And the first step in moving on was for Chenoweth to visit the Saving Spot Rescue in Los Angeles, where she spotted the umber curls and bright eyes of a puppy that had recently been brought to the shelter.
“Apparently, she had been dumped on the side of a highway somewhere in Orange County (California),” Chenoweth said. “At least the person who did it called the shelter first to say what he was going to do, and they went out and picked her up.”
Chenoweth said she thought it was important that her new companion be a rescue.
“There are just so many dogs that need homes, so getting a rescue dog seemed a natural thing to do,” she said. “I needed a puppy I could train, and the minute we laid eyes on each other, I knew this was the dog for me.”
Thunder is officially a service animal, which allows her to accompany Chenoweth just about anywhere.
“I don’t like to fly, but I have to fly all the time for my job,” she said. “Being able to have Thunder with me helps calm me down. She’s with me in hotels, she comes with me to the theater and waits backstage while I’m performing. The only place where she isn’t so well behaved is at home because she knows she can get away with things.
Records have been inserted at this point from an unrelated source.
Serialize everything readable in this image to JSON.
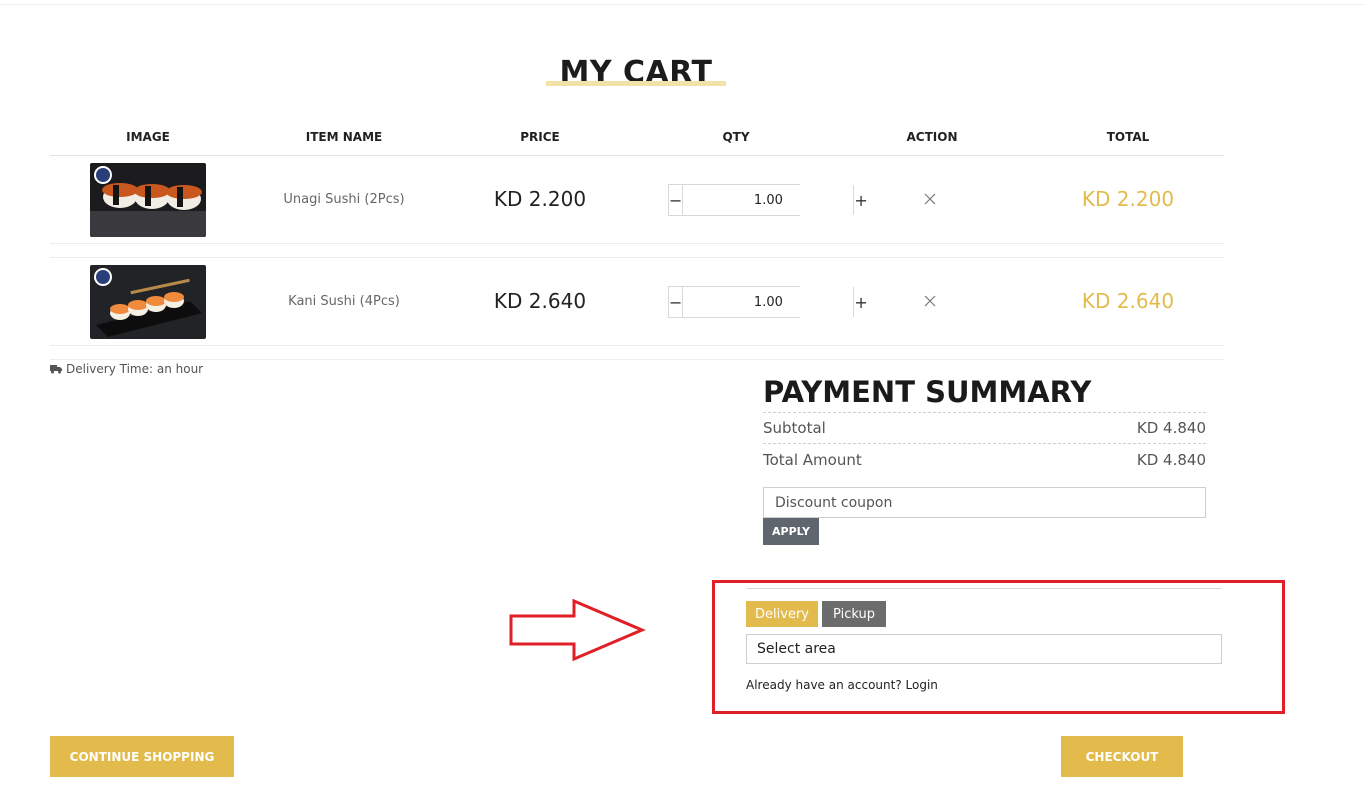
{
  "page_title": "MY CART",
  "table": {
    "headers": [
      "IMAGE",
      "ITEM NAME",
      "PRICE",
      "QTY",
      "ACTION",
      "TOTAL"
    ],
    "rows": [
      {
        "image": "unagi-sushi-photo",
        "name": "Unagi Sushi (2Pcs)",
        "price": "KD 2.200",
        "qty": "1.00",
        "total": "KD 2.200"
      },
      {
        "image": "kani-sushi-photo",
        "name": "Kani Sushi (4Pcs)",
        "price": "KD 2.640",
        "qty": "1.00",
        "total": "KD 2.640"
      }
    ],
    "minus_symbol": "−",
    "plus_symbol": "+"
  },
  "delivery_time": "Delivery Time: an hour",
  "summary": {
    "title": "PAYMENT SUMMARY",
    "subtotal_label": "Subtotal",
    "subtotal_value": "KD 4.840",
    "total_label": "Total Amount",
    "total_value": "KD 4.840",
    "coupon_placeholder": "Discount coupon",
    "apply_label": "APPLY"
  },
  "fulfilment": {
    "tabs": [
      "Delivery",
      "Pickup"
    ],
    "active_tab": "Delivery",
    "area_placeholder": "Select area",
    "account_prompt": "Already have an account?",
    "login_label": "Login"
  },
  "buttons": {
    "continue_label": "CONTINUE SHOPPING",
    "checkout_label": "CHECKOUT"
  },
  "colors": {
    "accent_gold": "#e2bb4c",
    "dark_gray": "#60666d",
    "annotation_red": "#e01f26"
  },
  "icons": [
    "truck-icon",
    "remove-x-icon",
    "red-arrow-annotation"
  ]
}
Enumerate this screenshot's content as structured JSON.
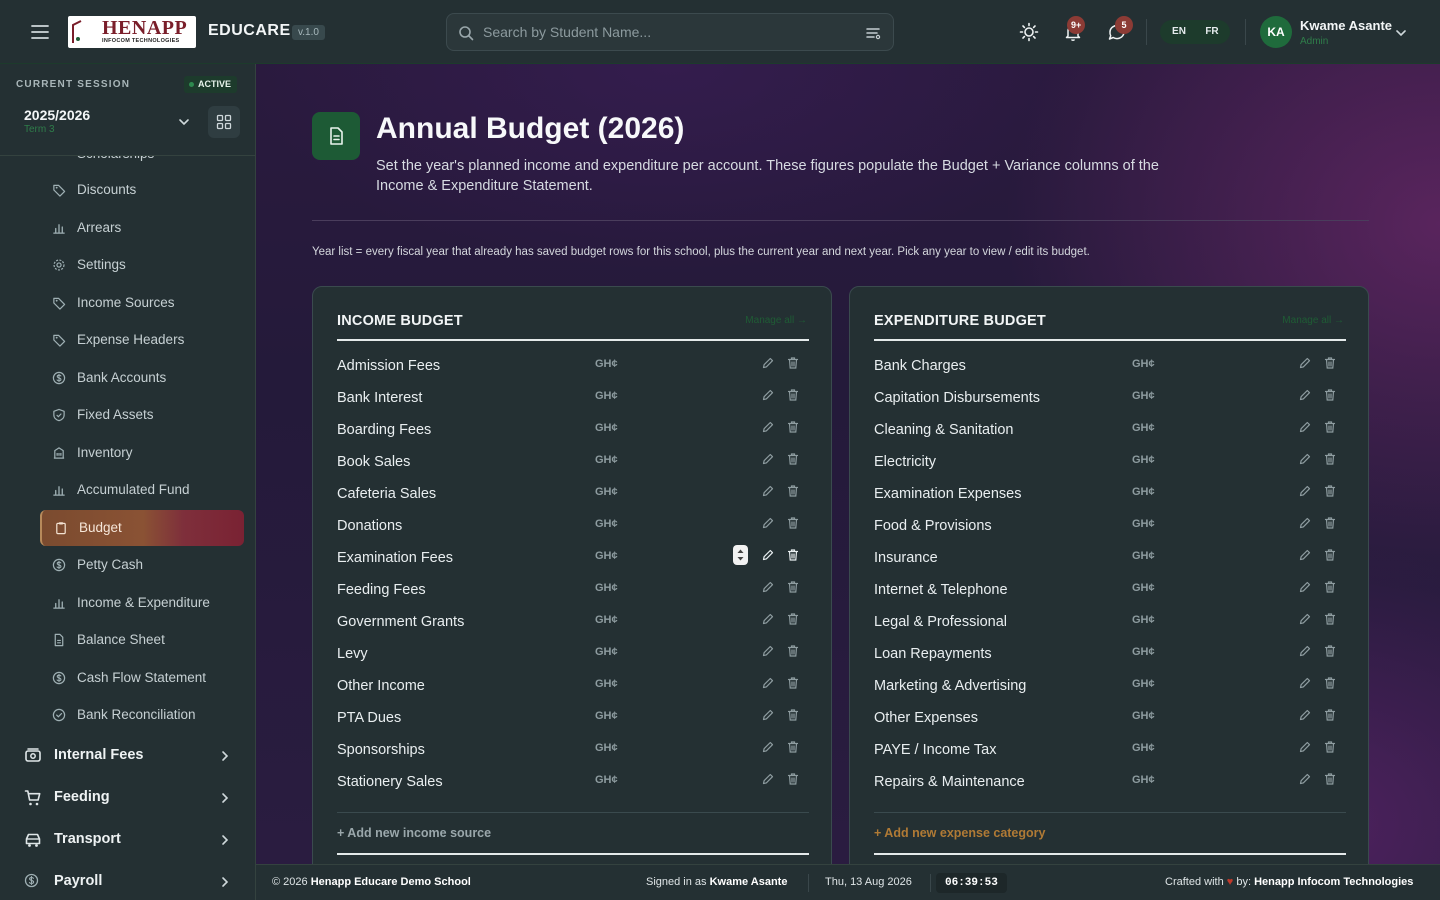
{
  "app": {
    "logo_text": "HENAPP",
    "logo_sub": "INFOCOM TECHNOLOGIES",
    "name": "EDUCARE",
    "version": "v.1.0"
  },
  "header": {
    "search_placeholder": "Search by Student Name...",
    "notifications_count": "9+",
    "messages_count": "5",
    "languages": [
      "EN",
      "FR"
    ],
    "user": {
      "initials": "KA",
      "name": "Kwame Asante",
      "role": "Admin"
    }
  },
  "session": {
    "label": "CURRENT SESSION",
    "status": "ACTIVE",
    "year": "2025/2026",
    "term": "Term 3"
  },
  "sidebar": {
    "partial_item": "Scholarships",
    "items": [
      {
        "label": "Discounts",
        "icon": "tag-icon"
      },
      {
        "label": "Arrears",
        "icon": "bar-chart-icon"
      },
      {
        "label": "Settings",
        "icon": "gear-icon"
      },
      {
        "label": "Income Sources",
        "icon": "tag-icon"
      },
      {
        "label": "Expense Headers",
        "icon": "tag-icon"
      },
      {
        "label": "Bank Accounts",
        "icon": "dollar-circle-icon"
      },
      {
        "label": "Fixed Assets",
        "icon": "shield-icon"
      },
      {
        "label": "Inventory",
        "icon": "building-icon"
      },
      {
        "label": "Accumulated Fund",
        "icon": "bar-chart-icon"
      },
      {
        "label": "Budget",
        "icon": "clipboard-icon",
        "active": true
      },
      {
        "label": "Petty Cash",
        "icon": "dollar-circle-icon"
      },
      {
        "label": "Income & Expenditure",
        "icon": "bar-chart-icon"
      },
      {
        "label": "Balance Sheet",
        "icon": "document-icon"
      },
      {
        "label": "Cash Flow Statement",
        "icon": "dollar-circle-icon"
      },
      {
        "label": "Bank Reconciliation",
        "icon": "check-circle-icon"
      }
    ],
    "groups": [
      {
        "label": "Internal Fees",
        "icon": "cash-icon"
      },
      {
        "label": "Feeding",
        "icon": "cart-icon"
      },
      {
        "label": "Transport",
        "icon": "car-icon"
      },
      {
        "label": "Payroll",
        "icon": "dollar-circle-icon"
      }
    ]
  },
  "page": {
    "title": "Annual Budget (2026)",
    "description": "Set the year's planned income and expenditure per account. These figures populate the Budget + Variance columns of the Income & Expenditure Statement.",
    "help_text": "Year list = every fiscal year that already has saved budget rows for this school, plus the current year and next year. Pick any year to view / edit its budget."
  },
  "income_budget": {
    "title": "INCOME BUDGET",
    "manage_label": "Manage all →",
    "currency": "GH¢",
    "rows": [
      "Admission Fees",
      "Bank Interest",
      "Boarding Fees",
      "Book Sales",
      "Cafeteria Sales",
      "Donations",
      "Examination Fees",
      "Feeding Fees",
      "Government Grants",
      "Levy",
      "Other Income",
      "PTA Dues",
      "Sponsorships",
      "Stationery Sales"
    ],
    "add_label": "+ Add new income source"
  },
  "expenditure_budget": {
    "title": "EXPENDITURE BUDGET",
    "manage_label": "Manage all →",
    "currency": "GH¢",
    "rows": [
      "Bank Charges",
      "Capitation Disbursements",
      "Cleaning & Sanitation",
      "Electricity",
      "Examination Expenses",
      "Food & Provisions",
      "Insurance",
      "Internet & Telephone",
      "Legal & Professional",
      "Loan Repayments",
      "Marketing & Advertising",
      "Other Expenses",
      "PAYE / Income Tax",
      "Repairs & Maintenance"
    ],
    "add_label": "+ Add new expense category"
  },
  "footer": {
    "copyright": "© 2026",
    "school": "Henapp Educare Demo School",
    "signed_in_prefix": "Signed in as",
    "signed_in_user": "Kwame Asante",
    "date": "Thu, 13 Aug 2026",
    "time": "06:39:53",
    "crafted_prefix": "Crafted with",
    "crafted_suffix": "by:",
    "company": "Henapp Infocom Technologies"
  },
  "colors": {
    "accent_green": "#1d5a35",
    "income_add_link": "#9aa7ab",
    "expense_add_link": "#b07a35",
    "active_nav": "#8a5234"
  }
}
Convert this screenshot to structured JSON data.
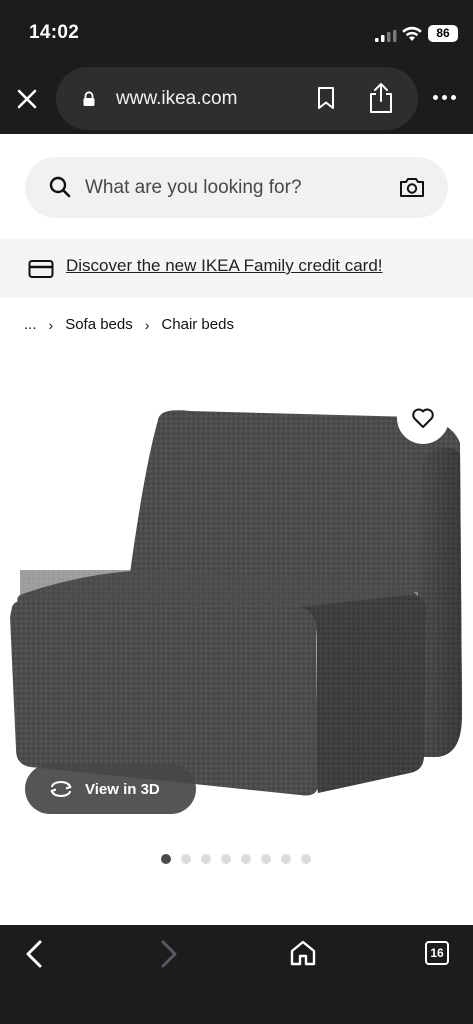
{
  "status_bar": {
    "time": "14:02",
    "battery": "86"
  },
  "browser": {
    "url": "www.ikea.com",
    "open_tabs": "16"
  },
  "search": {
    "placeholder": "What are you looking for?"
  },
  "banner": {
    "link_text": "Discover the new IKEA Family credit card!"
  },
  "breadcrumb": {
    "ellipsis": "...",
    "items": [
      "Sofa beds",
      "Chair beds"
    ]
  },
  "product": {
    "view3d_label": "View in 3D",
    "image_count": 8,
    "active_image": 1
  },
  "icons": {
    "close": "close-icon",
    "lock": "lock-icon",
    "bookmark": "bookmark-icon",
    "share": "share-icon",
    "more": "more-icon",
    "search": "search-icon",
    "camera": "camera-icon",
    "card": "credit-card-icon",
    "favourite": "heart-icon",
    "rotate": "rotate-3d-icon",
    "back": "back-icon",
    "forward": "forward-icon",
    "home": "home-icon",
    "tabs": "tabs-icon"
  },
  "colors": {
    "chrome": "#1c1c1e",
    "url_pill": "#2e2e31",
    "search_bg": "#f1f1f1",
    "banner_bg": "#f5f5f5",
    "chair": "#4a4b4d"
  }
}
“I love all kinds of animals, but dogs have always had a special place in my heart,” Chenoweth said. “They give you unconditional love — and so much more. I’ve had full-on conversations with Thunder, and you can just look in her eyes and know how she feels about whatever it is we’re talking about.”